There are five simple actions you can take to help pollinators and make sure their populations are sustained:

  1. Grow more flowers, shrubs and trees – our mature and exotic plants give long flowering periods for bees and insects.
  2. Let your garden grow wild – we have wildflower meadows located throughout our campuses to encourage biodiversity.
  3. Cut your grass less often – we ensure refuge strips are left uncut along campus watercourses to encourage wildlife.
  4. Don’t disturb insect nest and hibernation spots – we practise sympathetic maintenance regimes and have installed bug hotels and insect palaces throughout our campuses.
  5. Think carefully about whether to use pesticides – we use Integrated Pest Management to minimise the use of pesticides.

Wildflowers Trial – Reed Hall Beds

We are trialling a crop of summer flowering wildflowers at Reed Hall beds this year.

We have had to change the planting scheme and rest the beds this year, as we have had confirmation of a soil borne fungus disease.

We hope you enjoy these colourful wildflowers and we aim to reintroduce the traditional display of spring and summer bedding next year.

Wildflowers at Reed Hall beds July 2019

Wildflowers at Reed Hall beds July 2019

Wildflowers at Reed Hall beds July 2019

Wildflowers at Reed Hall beds July 2019

 

 

More birds on campus

This year’s campus winter bird survey saw a rise on the Streatham Campus of resident bird numbers with 32 species records.

We were pleased to see a Treecreeper recorded in the Lower Hoopern Valley and a Nuthatch is spotted among the Bullfinches regularly visiting the bird feeders outside Streatham Farm.

It looks like we have more birds on St Luke’s Campus and the area supports four red / amber listed species.

Numbers are still lower than we would like to sustain; we try to manage open spaces to provide useful habitats but do with any suggestions.

Nuthatch

Treecreeper

Bullfinch

Birds making the most of the bird feeders outside Streatham Farm in harsh weather conditions

Tree-mendous Benefits from our Campus Ecosystem

A recent tree survey by the University has found that our mature trees have an annual economic value of over £46k.

The survey, which took place in 2018 as part of our ongoing tree management programme, recorded the mature trees (5,274 trees) across our campuses and found that University trees remove over 2 tonnes of pollutants each year and store over 3,000 tonnes of carbon dioxide.

Our trees also divert 5,460 cubic metres of storm water run-off away from local sewer systems annually, which is worth over £8k each year.

The value of these benefits is used to calculate an economic value, which can be used to inform local management decisions and help optimise biodiversity as well as allowing us to improve our economic sustainability and reduce the University’s carbon footprint.
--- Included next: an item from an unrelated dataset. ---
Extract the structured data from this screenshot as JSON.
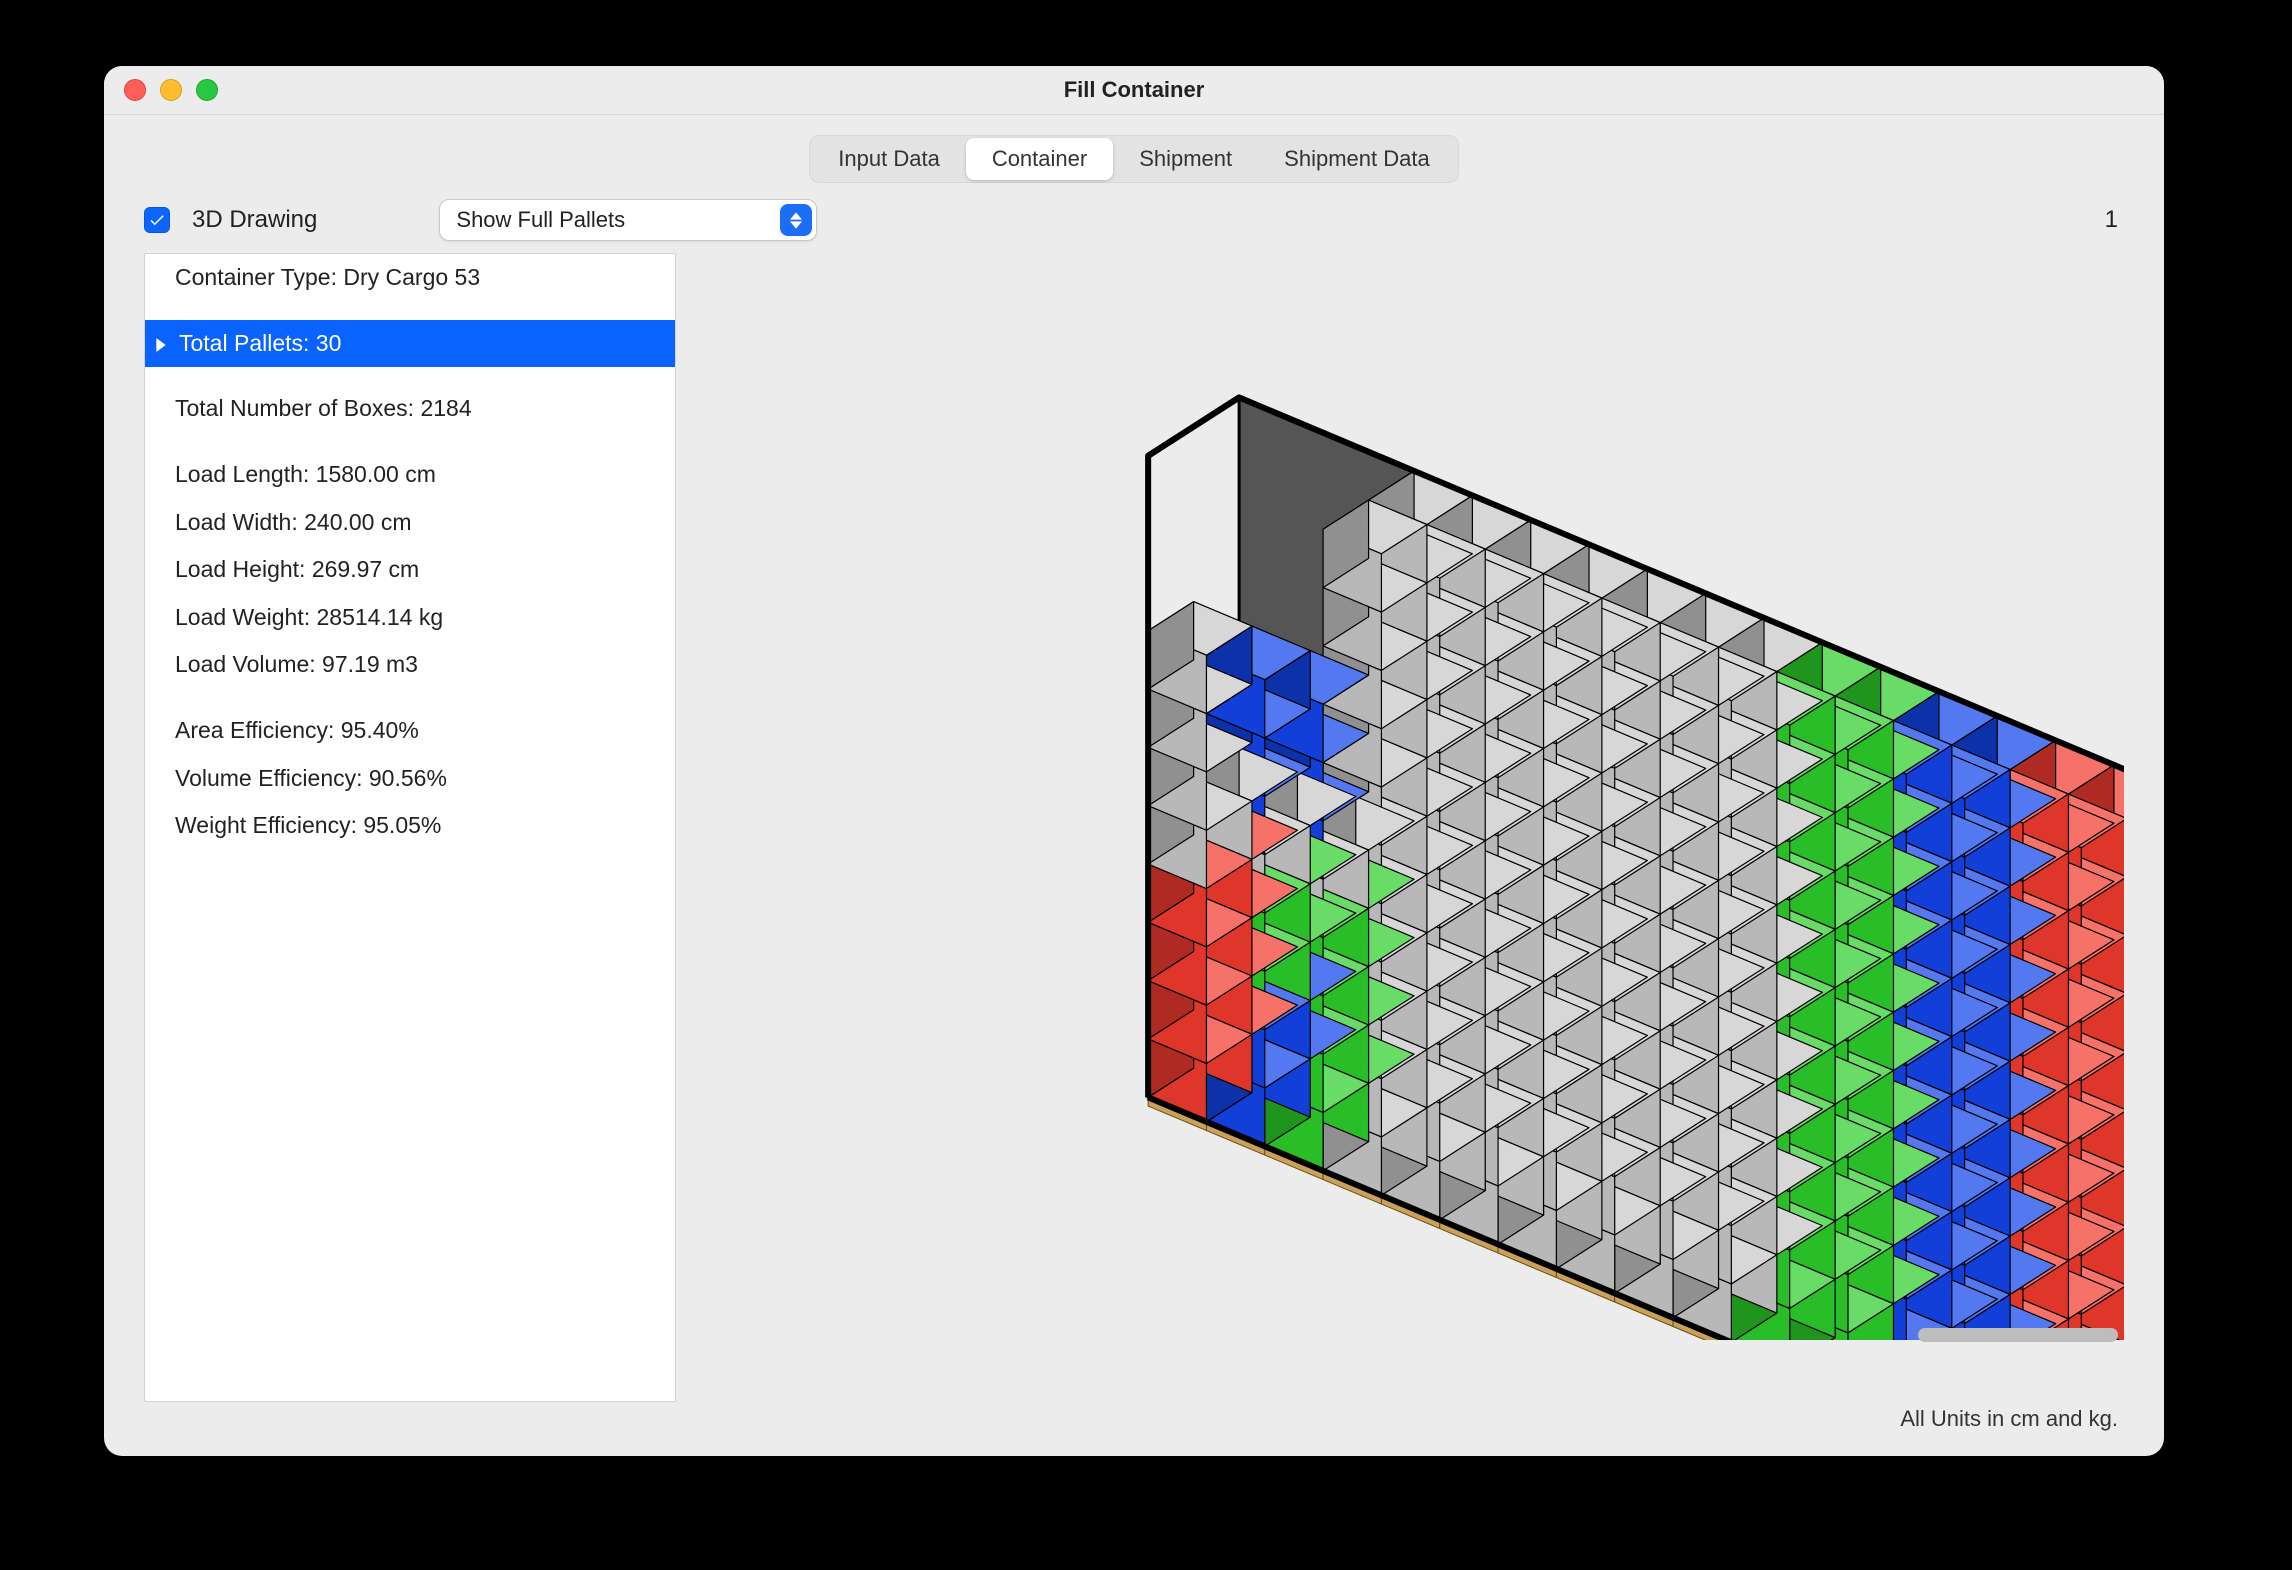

The overall economic value of our trees is £46,123 which is a significant rise from the previous survey in 2009 of £20,874.

The total replacement value of our trees currently stands at over £10.5 million.

Iain Park, the Director of Grounds, said “we are the custodians of a unique asset on our Exeter campuses. Not only do we have one of the widest ranges of tree species of any UK University with the largest number of Champion Trees, the survey confirms that they have a proven environmental and economic benefit.

The grounds offer our students and staff recognised positive impacts on health and wellbeing, which we share with the wider community by granting permitted access to our sites. In addition, our 153Ha estate has a positive impact on the biodiversity, habitat and environment of the City and wider South West region.

The Grounds Team work hard to continue to preserve and enhance this award winning asset as part of their ongoing custodianship of historic and new landscapes in their care.”

Protecting wildlife and birds nests

The University’s Grounds Team have the greatest respect for the environment and biodiversity on campus.

This includes delaying hedge cutting until after the bird nesting season, to avoid disturbing the wildlife that use our hedgerows.

This approach allows nesting birds such as Bullfinch to raise their young successfully.

The Streatham and St Luke’s Campuses are extensively used by nesting birds, with a population of 700-800 breeding birds recorded on our campuses this year.

Bullfinch birds nest